The last workload survey run by Pulse in 2019 highlighted the intense workload pressures facing general practice. The average day of a GP was estimated to be 11 hours long, with 41 patient contacts, eight hours of consultations, and three hours of admin work.
Two years on, we’re amidst the most serious global health crisis the NHS has ever had to deal with. This has dominated our working, and non-working lives, as well as the news agenda – but the workforce and workload pressures that existed before the pandemic, that the RCGP has been pushing for action to address for several years, remain.
Covid-19 has changed the way GPs and our teams are working, with the shift to more remote consultations in order to protect patients from the risk of infection, as well as a reduction in bureaucratic tasks, such as preparation for appraisal and CQC inspections, which the College lobbied for.
Less red tape has certainly been helpful, allowing us to focus on things that really matter, but it doesn’t necessarily equate to a reduced workload. Figures from the RCGP’s Research and Surveillance Centre show that in the eight weeks leading up to the end of 2020, general practice consistently carried out more consultations than in 2019.
As well as ‘business as usual’ GPs, along with our dedicated teams, have taken a leading role in the Covid-19 vaccination programme, delivering 75% of the 16m plus vaccines administered in the UK. We’ve also been delivering the expanded flu vaccination programme, achieving more than 80% uptake amongst over-65s. This is a remarkable achievement.
We’re at the heart of helping our communities recover from the pandemic.

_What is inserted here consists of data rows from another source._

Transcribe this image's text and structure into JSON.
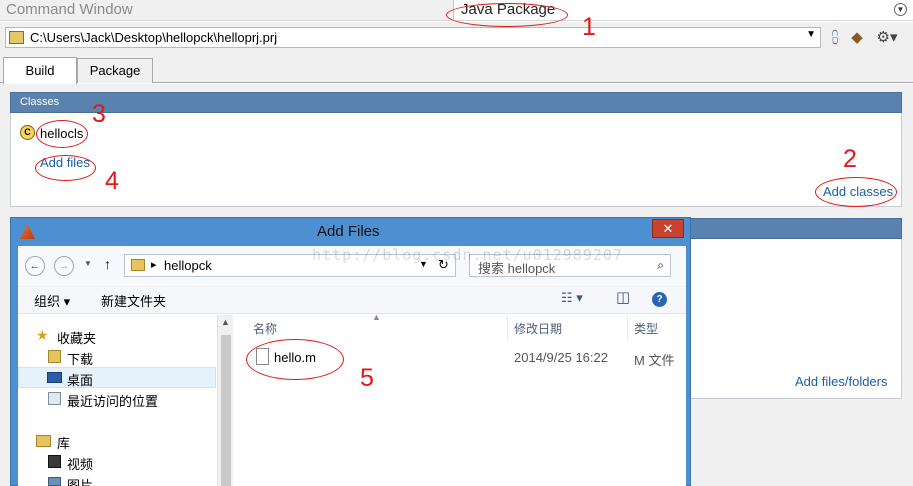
{
  "titlebars": {
    "command_window": "Command Window",
    "java_package": "Java Package"
  },
  "project": {
    "path": "C:\\Users\\Jack\\Desktop\\hellopck\\helloprj.prj"
  },
  "tabs": [
    {
      "label": "Build"
    },
    {
      "label": "Package"
    }
  ],
  "classes": {
    "header": "Classes",
    "class_name": "hellocls",
    "class_icon_letter": "C",
    "add_files": "Add files",
    "add_classes": "Add classes"
  },
  "files": {
    "add_files_folders": "Add files/folders"
  },
  "dialog": {
    "title": "Add Files",
    "close": "✕",
    "address": {
      "folder": "hellopck",
      "search_placeholder": "搜索 hellopck"
    },
    "commands": {
      "organize": "组织 ▾",
      "new_folder": "新建文件夹"
    },
    "nav_pane": [
      {
        "label": "收藏夹",
        "icon": "star-icon"
      },
      {
        "label": "下载",
        "icon": "download-folder-icon"
      },
      {
        "label": "桌面",
        "icon": "desktop-icon"
      },
      {
        "label": "最近访问的位置",
        "icon": "recent-places-icon"
      },
      {
        "label": "库",
        "icon": "library-icon"
      },
      {
        "label": "视频",
        "icon": "video-icon"
      },
      {
        "label": "图片",
        "icon": "pictures-icon"
      }
    ],
    "columns": {
      "name": "名称",
      "date": "修改日期",
      "type": "类型"
    },
    "file": {
      "name": "hello.m",
      "date": "2014/9/25 16:22",
      "type": "M 文件"
    }
  },
  "watermark": "http://blog.csdn.net/u012989207",
  "annotations": [
    "1",
    "2",
    "3",
    "4",
    "5"
  ],
  "colors": {
    "annotation_red": "#e01818",
    "header_blue": "#5a82ae",
    "dialog_frame": "#4d8fd1",
    "link_blue": "#1b5fa5"
  }
}
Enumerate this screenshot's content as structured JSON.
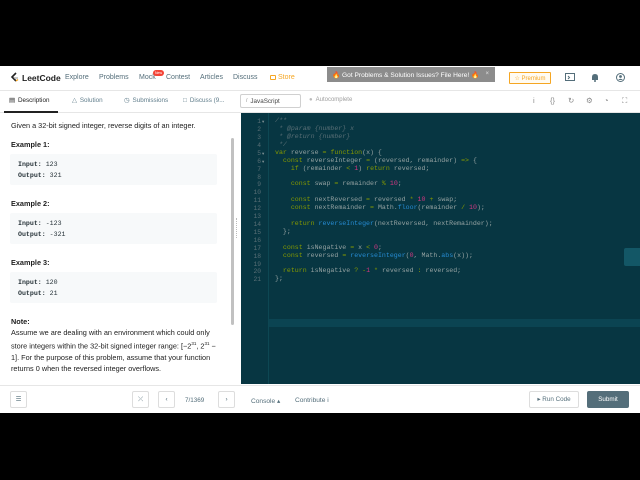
{
  "nav": {
    "logo_text": "LeetCode",
    "items": [
      "Explore",
      "Problems",
      "Mock",
      "Contest",
      "Articles",
      "Discuss"
    ],
    "mock_badge": "New",
    "store": "Store",
    "banner": "🔥 Got Problems & Solution Issues? File Here! 🔥",
    "banner_close": "×",
    "premium": "☆ Premium"
  },
  "tabs": {
    "description": "Description",
    "solution": "Solution",
    "submissions": "Submissions",
    "discuss": "Discuss (9..."
  },
  "editor_bar": {
    "language": "JavaScript",
    "autocomplete": "Autocomplete"
  },
  "problem": {
    "question": "Given a 32-bit signed integer, reverse digits of an integer.",
    "examples": [
      {
        "label": "Example 1:",
        "input_label": "Input:",
        "input": "123",
        "output_label": "Output:",
        "output": "321"
      },
      {
        "label": "Example 2:",
        "input_label": "Input:",
        "input": "-123",
        "output_label": "Output:",
        "output": "-321"
      },
      {
        "label": "Example 3:",
        "input_label": "Input:",
        "input": "120",
        "output_label": "Output:",
        "output": "21"
      }
    ],
    "note_label": "Note:",
    "note_text_1": "Assume we are dealing with an environment which could only store integers within the 32-bit signed integer range: [−2",
    "note_sup_1": "31",
    "note_text_2": ",  2",
    "note_sup_2": "31",
    "note_text_3": " − 1]. For the purpose of this problem, assume that your function returns 0 when the reversed integer overflows."
  },
  "code": {
    "line_numbers": [
      "1",
      "2",
      "3",
      "4",
      "5",
      "6",
      "7",
      "8",
      "9",
      "10",
      "11",
      "12",
      "13",
      "14",
      "15",
      "16",
      "17",
      "18",
      "19",
      "20",
      "21"
    ]
  },
  "bottom": {
    "pager": "7/1369",
    "console": "Console ▴",
    "contribute": "Contribute i",
    "run_code": "▸ Run Code",
    "submit": "Submit"
  }
}
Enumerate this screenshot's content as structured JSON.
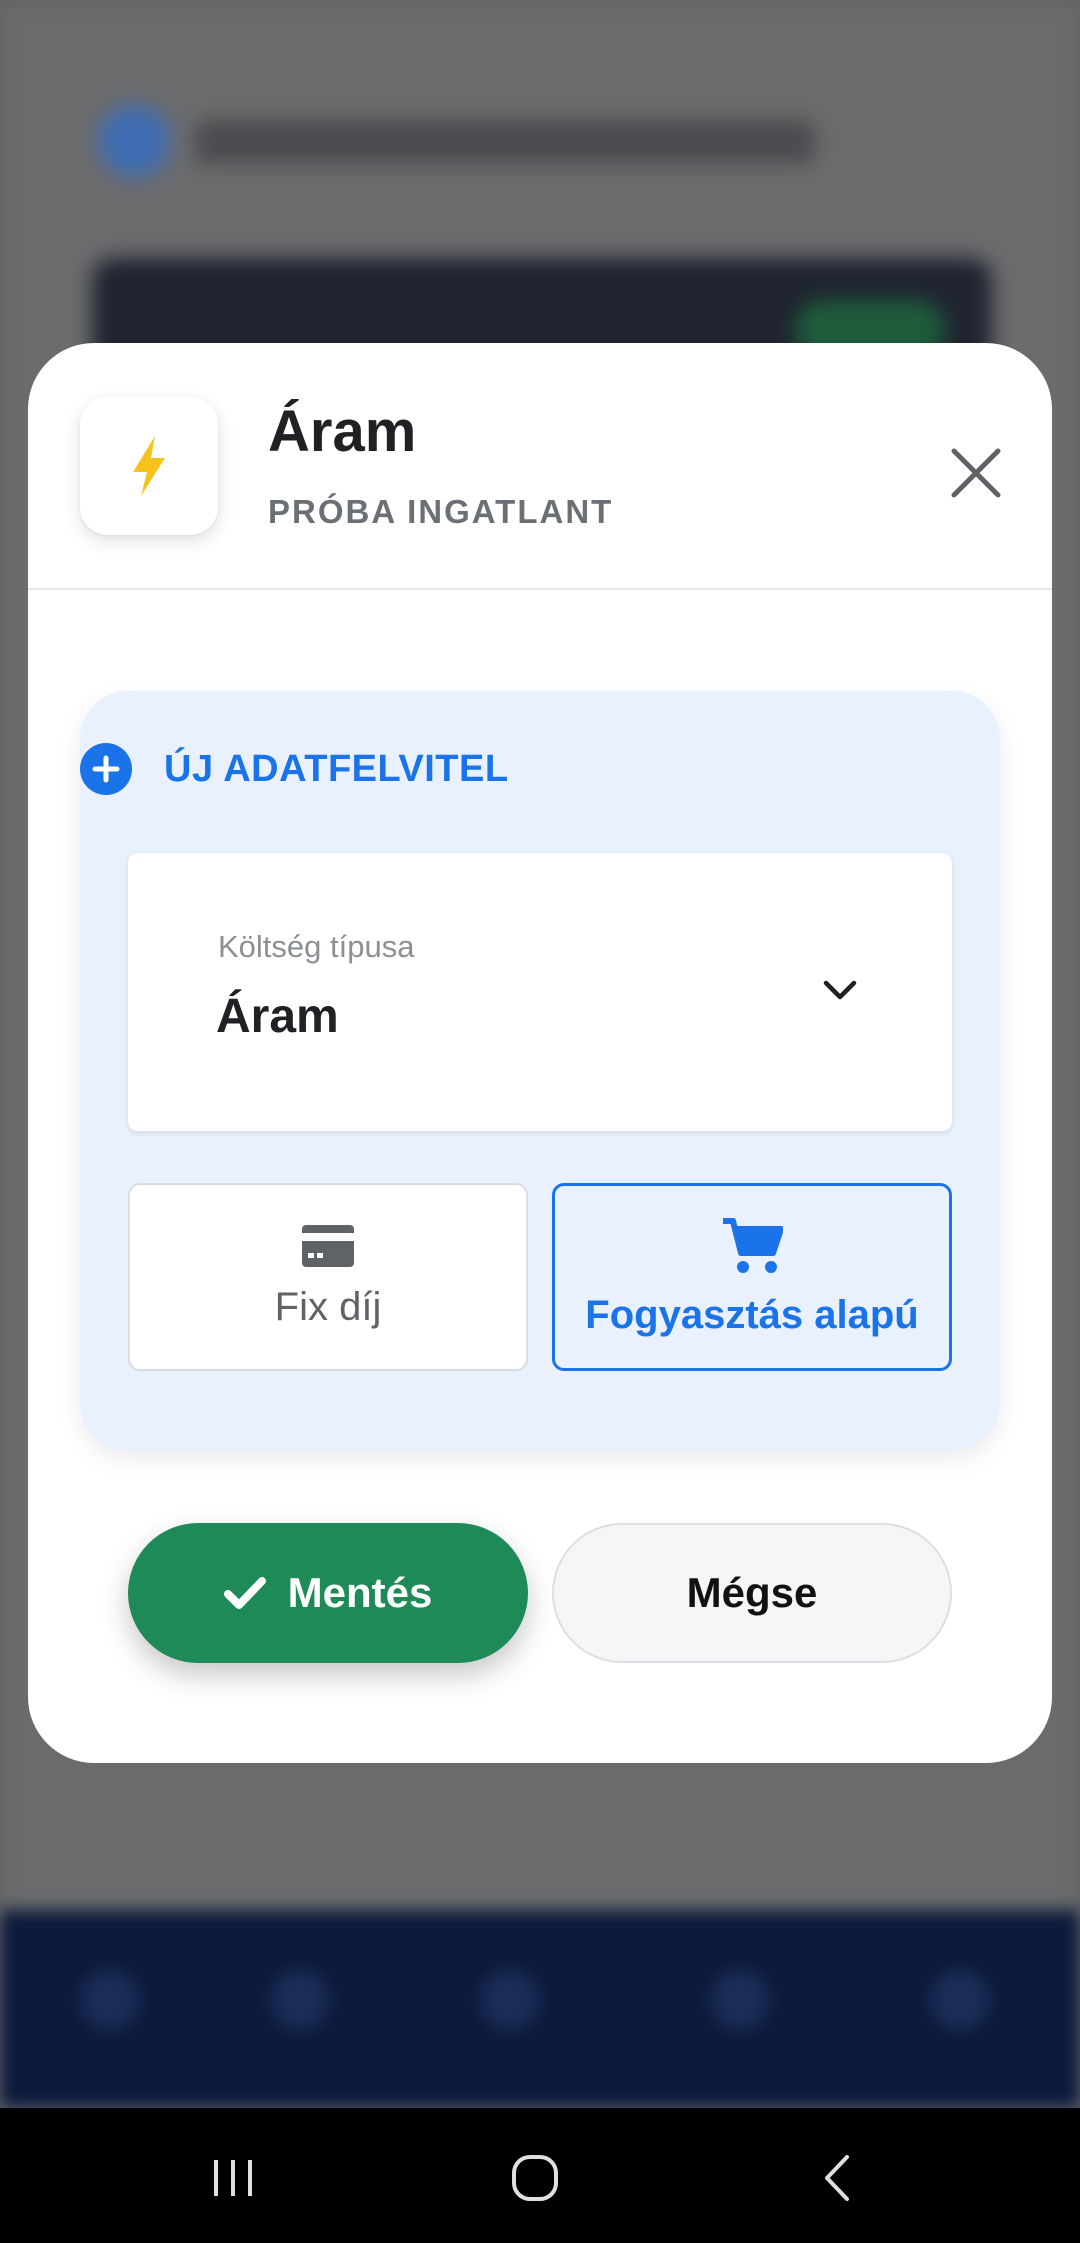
{
  "modal": {
    "title": "Áram",
    "subtitle": "PRÓBA INGATLANT",
    "header_icon": "lightning-bolt-icon",
    "close_icon": "close-icon"
  },
  "entry": {
    "heading": "ÚJ ADATFELVITEL",
    "heading_icon": "plus-circle-icon",
    "cost_type_label": "Költség típusa",
    "cost_type_value": "Áram",
    "options": [
      {
        "label": "Fix díj",
        "icon": "payment-card-icon",
        "selected": false
      },
      {
        "label": "Fogyasztás alapú",
        "icon": "shopping-cart-icon",
        "selected": true
      }
    ]
  },
  "actions": {
    "save_label": "Mentés",
    "save_icon": "checkmark-icon",
    "cancel_label": "Mégse"
  },
  "system_nav": {
    "recents_icon": "recents-icon",
    "home_icon": "home-icon",
    "back_icon": "back-icon"
  },
  "colors": {
    "accent": "#1a73e8",
    "save": "#1e8a57",
    "bolt": "#f6c31c",
    "card_bg": "#e8f1fd"
  }
}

We are supporting patients whose physical and mental health has been impacted by the trauma of Covid-19 and the restrictions that have been in place to tackle it; rehabilitating patients suffering with long Covid and working through a backlog of patients who have, perhaps, been fearful to seek care or who we were unable to refer at the height of the pandemic. And whilst we don’t know what it will look like, general practice is likely to have a role in any long-term Covid vaccination programme.
GP workload is – as it was before the pandemic – largely unsustainable.
This isn’t only concerning for the mental health of our workforce; it is one of the principle reasons cited by GPs for leaving the profession earlier than planned or working part-time.
Workload and workforce pressures go hand in hand. We’ve been promised an extra 6,000 GPs – and whilst strides have been made to encourage young doctors to choose general practice, robust and comprehensive plans to retain existing GPs in the profession have not been forthcoming.
GP workload pressures need to be addressed by politicians and policy makers. We need to build a compelling picture of what’s currently happening on the ground to make this case, and completing Pulse’s survey is one way to help do that.
Professor Martin Marshall, RCGP chair
Pulse is carrying out a snapshot survey on GP workload based on GPs’ day in practice on Monday 1 March. We are asking GPs to take part to help raise awareness about the strain the profession is under.